:: Task ::
Your reply should hold only the lines from the records below where "number" occurs.

:: Records for the exercise ::
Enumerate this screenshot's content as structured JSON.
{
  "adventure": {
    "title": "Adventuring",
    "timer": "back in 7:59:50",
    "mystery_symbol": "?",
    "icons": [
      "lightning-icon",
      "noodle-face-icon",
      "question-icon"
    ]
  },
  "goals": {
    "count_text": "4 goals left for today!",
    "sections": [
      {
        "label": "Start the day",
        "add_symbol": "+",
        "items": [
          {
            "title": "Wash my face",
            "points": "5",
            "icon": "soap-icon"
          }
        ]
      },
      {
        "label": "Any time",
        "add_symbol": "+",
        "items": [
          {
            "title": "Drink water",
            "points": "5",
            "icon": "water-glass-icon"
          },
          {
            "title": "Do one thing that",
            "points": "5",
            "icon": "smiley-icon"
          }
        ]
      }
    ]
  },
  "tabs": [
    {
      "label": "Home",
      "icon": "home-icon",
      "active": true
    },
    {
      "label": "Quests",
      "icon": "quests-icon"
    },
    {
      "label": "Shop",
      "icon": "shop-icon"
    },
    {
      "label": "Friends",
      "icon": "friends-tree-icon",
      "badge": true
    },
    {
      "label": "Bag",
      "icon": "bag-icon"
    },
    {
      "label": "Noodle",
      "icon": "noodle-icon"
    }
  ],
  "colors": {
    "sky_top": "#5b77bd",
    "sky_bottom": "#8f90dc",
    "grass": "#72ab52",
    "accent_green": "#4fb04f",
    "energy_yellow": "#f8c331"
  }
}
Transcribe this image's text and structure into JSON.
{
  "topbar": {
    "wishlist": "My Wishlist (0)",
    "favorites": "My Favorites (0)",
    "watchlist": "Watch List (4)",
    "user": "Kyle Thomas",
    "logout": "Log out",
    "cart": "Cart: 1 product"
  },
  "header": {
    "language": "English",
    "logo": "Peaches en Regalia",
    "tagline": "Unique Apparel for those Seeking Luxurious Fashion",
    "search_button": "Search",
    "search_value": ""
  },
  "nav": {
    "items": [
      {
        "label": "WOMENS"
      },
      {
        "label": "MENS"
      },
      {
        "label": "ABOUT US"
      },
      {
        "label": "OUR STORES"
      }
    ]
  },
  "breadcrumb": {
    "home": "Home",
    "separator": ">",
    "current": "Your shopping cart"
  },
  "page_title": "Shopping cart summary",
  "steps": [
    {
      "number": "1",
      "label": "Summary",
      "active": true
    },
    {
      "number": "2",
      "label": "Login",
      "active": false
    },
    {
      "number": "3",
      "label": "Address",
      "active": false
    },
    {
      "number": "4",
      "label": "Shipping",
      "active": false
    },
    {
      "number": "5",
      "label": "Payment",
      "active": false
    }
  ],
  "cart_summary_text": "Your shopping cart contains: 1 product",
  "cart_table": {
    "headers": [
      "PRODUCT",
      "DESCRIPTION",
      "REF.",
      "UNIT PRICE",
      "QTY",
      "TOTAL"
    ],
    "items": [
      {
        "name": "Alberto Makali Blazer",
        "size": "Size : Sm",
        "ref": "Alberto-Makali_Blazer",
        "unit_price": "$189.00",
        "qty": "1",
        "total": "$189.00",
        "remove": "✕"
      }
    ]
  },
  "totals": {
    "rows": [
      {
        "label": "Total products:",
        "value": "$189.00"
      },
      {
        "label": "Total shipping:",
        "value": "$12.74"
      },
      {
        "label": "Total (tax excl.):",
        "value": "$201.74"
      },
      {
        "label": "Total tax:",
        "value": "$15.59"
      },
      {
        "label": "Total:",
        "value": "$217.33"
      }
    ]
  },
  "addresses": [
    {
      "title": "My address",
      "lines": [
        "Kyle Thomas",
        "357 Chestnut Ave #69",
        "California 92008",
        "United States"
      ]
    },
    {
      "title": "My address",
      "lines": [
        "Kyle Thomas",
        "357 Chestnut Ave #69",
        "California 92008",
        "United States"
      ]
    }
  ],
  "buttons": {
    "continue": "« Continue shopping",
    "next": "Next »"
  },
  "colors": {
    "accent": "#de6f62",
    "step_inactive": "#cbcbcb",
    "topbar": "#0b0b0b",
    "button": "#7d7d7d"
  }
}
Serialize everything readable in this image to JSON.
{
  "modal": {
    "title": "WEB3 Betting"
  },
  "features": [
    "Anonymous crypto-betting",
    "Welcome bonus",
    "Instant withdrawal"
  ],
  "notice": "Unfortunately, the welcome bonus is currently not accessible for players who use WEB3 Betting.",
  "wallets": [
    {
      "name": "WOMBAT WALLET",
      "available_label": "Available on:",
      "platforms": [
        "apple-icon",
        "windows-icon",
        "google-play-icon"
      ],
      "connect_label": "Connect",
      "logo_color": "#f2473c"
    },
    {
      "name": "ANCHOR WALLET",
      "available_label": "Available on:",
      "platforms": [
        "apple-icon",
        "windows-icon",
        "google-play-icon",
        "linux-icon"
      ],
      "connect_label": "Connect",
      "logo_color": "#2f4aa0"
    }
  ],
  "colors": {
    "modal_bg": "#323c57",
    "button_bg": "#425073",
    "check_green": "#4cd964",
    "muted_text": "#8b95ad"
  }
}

:: Exercise response ::
      "number": "1",
      "number": "2",
      "number": "3",
      "number": "4",
      "number": "5",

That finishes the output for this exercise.